**The data**
++++++++++

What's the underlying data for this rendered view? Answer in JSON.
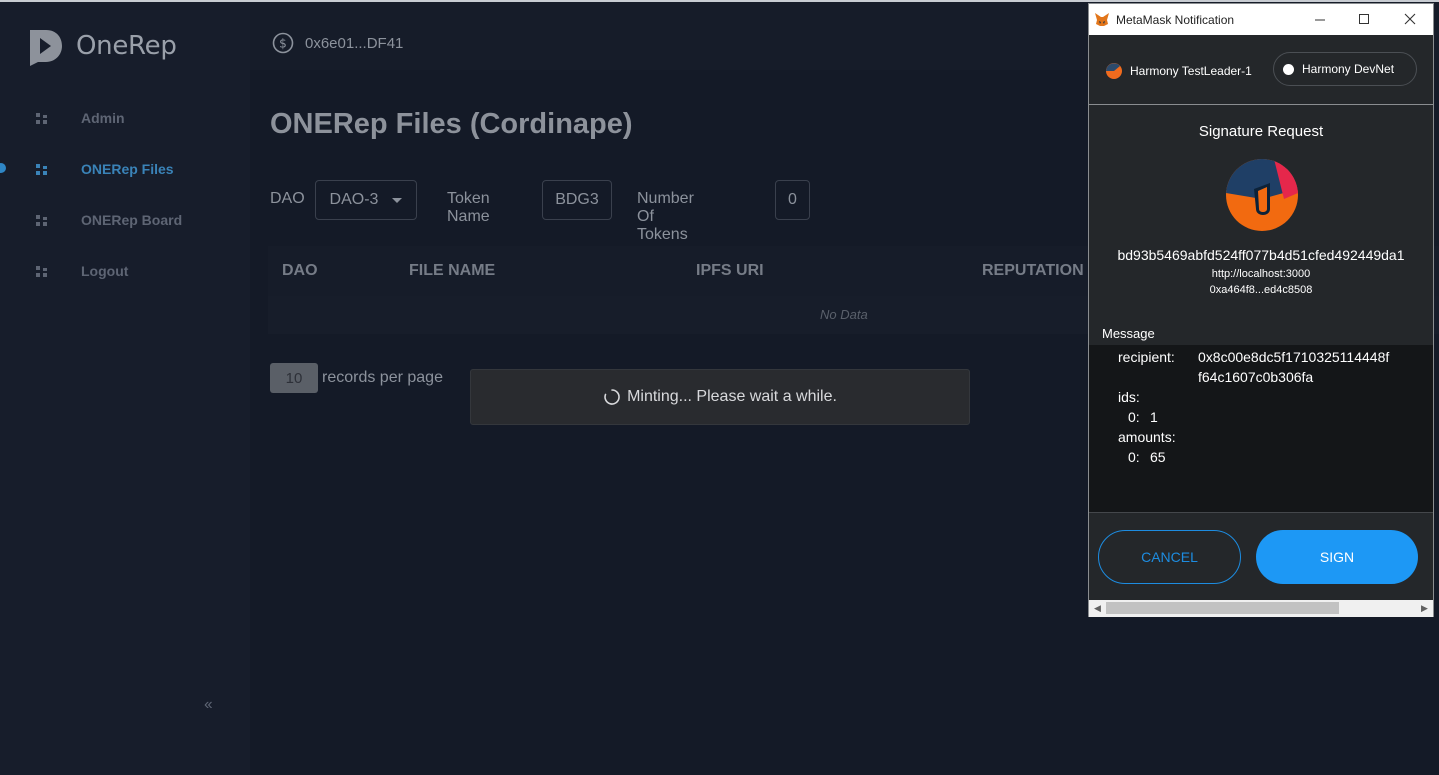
{
  "app": {
    "name": "OneRep"
  },
  "sidebar": {
    "items": [
      {
        "label": "Admin",
        "active": false
      },
      {
        "label": "ONERep Files",
        "active": true
      },
      {
        "label": "ONERep Board",
        "active": false
      },
      {
        "label": "Logout",
        "active": false
      }
    ],
    "collapse_label": "‹‹"
  },
  "header": {
    "wallet_address": "0x6e01...DF41",
    "wallet_icon": "dollar-circle-icon"
  },
  "main": {
    "title": "ONERep Files (Cordinape)",
    "filters": {
      "dao_label": "DAO",
      "dao_value": "DAO-3",
      "token_name_label": "Token Name",
      "token_name_value": "BDG3",
      "num_tokens_label": "Number Of Tokens",
      "num_tokens_value": "0"
    },
    "table": {
      "columns": [
        "DAO",
        "FILE NAME",
        "IPFS URI",
        "REPUTATION"
      ],
      "empty_text": "No Data"
    },
    "pagination": {
      "per_page": "10",
      "per_page_label": "records per page"
    },
    "toast": {
      "text": "Minting... Please wait a while."
    }
  },
  "metamask": {
    "window_title": "MetaMask Notification",
    "network_left": "Harmony TestLeader-1",
    "network_right": "Harmony DevNet",
    "signature_title": "Signature Request",
    "address": "bd93b5469abfd524ff077b4d51cfed492449da1",
    "origin": "http://localhost:3000",
    "account": "0xa464f8...ed4c8508",
    "message_label": "Message",
    "message": {
      "recipient_key": "recipient:",
      "recipient_line1": "0x8c00e8dc5f1710325114448f",
      "recipient_line2": "f64c1607c0b306fa",
      "ids_key": "ids:",
      "ids_0_key": "0:",
      "ids_0_val": "1",
      "amounts_key": "amounts:",
      "amounts_0_key": "0:",
      "amounts_0_val": "65"
    },
    "cancel_label": "CANCEL",
    "sign_label": "SIGN"
  },
  "colors": {
    "background": "#141a27",
    "sidebar": "#171d2b",
    "active_nav": "#3a83b8",
    "metamask_blue": "#1d98f5",
    "metamask_bg": "#24272a"
  }
}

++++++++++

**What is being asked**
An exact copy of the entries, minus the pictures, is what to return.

**Answer section**
What's the underlying data for this rendered view? Answer in JSON.
{
  "app": {
    "name": "OneRep"
  },
  "sidebar": {
    "items": [
      {
        "label": "Admin",
        "active": false
      },
      {
        "label": "ONERep Files",
        "active": true
      },
      {
        "label": "ONERep Board",
        "active": false
      },
      {
        "label": "Logout",
        "active": false
      }
    ],
    "collapse_label": "‹‹"
  },
  "header": {
    "wallet_address": "0x6e01...DF41",
    "wallet_icon": "dollar-circle-icon"
  },
  "main": {
    "title": "ONERep Files (Cordinape)",
    "filters": {
      "dao_label": "DAO",
      "dao_value": "DAO-3",
      "token_name_label": "Token Name",
      "token_name_value": "BDG3",
      "num_tokens_label": "Number Of Tokens",
      "num_tokens_value": "0"
    },
    "table": {
      "columns": [
        "DAO",
        "FILE NAME",
        "IPFS URI",
        "REPUTATION"
      ],
      "empty_text": "No Data"
    },
    "pagination": {
      "per_page": "10",
      "per_page_label": "records per page"
    },
    "toast": {
      "text": "Minting... Please wait a while."
    }
  },
  "metamask": {
    "window_title": "MetaMask Notification",
    "network_left": "Harmony TestLeader-1",
    "network_right": "Harmony DevNet",
    "signature_title": "Signature Request",
    "address": "bd93b5469abfd524ff077b4d51cfed492449da1",
    "origin": "http://localhost:3000",
    "account": "0xa464f8...ed4c8508",
    "message_label": "Message",
    "message": {
      "recipient_key": "recipient:",
      "recipient_line1": "0x8c00e8dc5f1710325114448f",
      "recipient_line2": "f64c1607c0b306fa",
      "ids_key": "ids:",
      "ids_0_key": "0:",
      "ids_0_val": "1",
      "amounts_key": "amounts:",
      "amounts_0_key": "0:",
      "amounts_0_val": "65"
    },
    "cancel_label": "CANCEL",
    "sign_label": "SIGN"
  },
  "colors": {
    "background": "#141a27",
    "sidebar": "#171d2b",
    "active_nav": "#3a83b8",
    "metamask_blue": "#1d98f5",
    "metamask_bg": "#24272a"
  }
}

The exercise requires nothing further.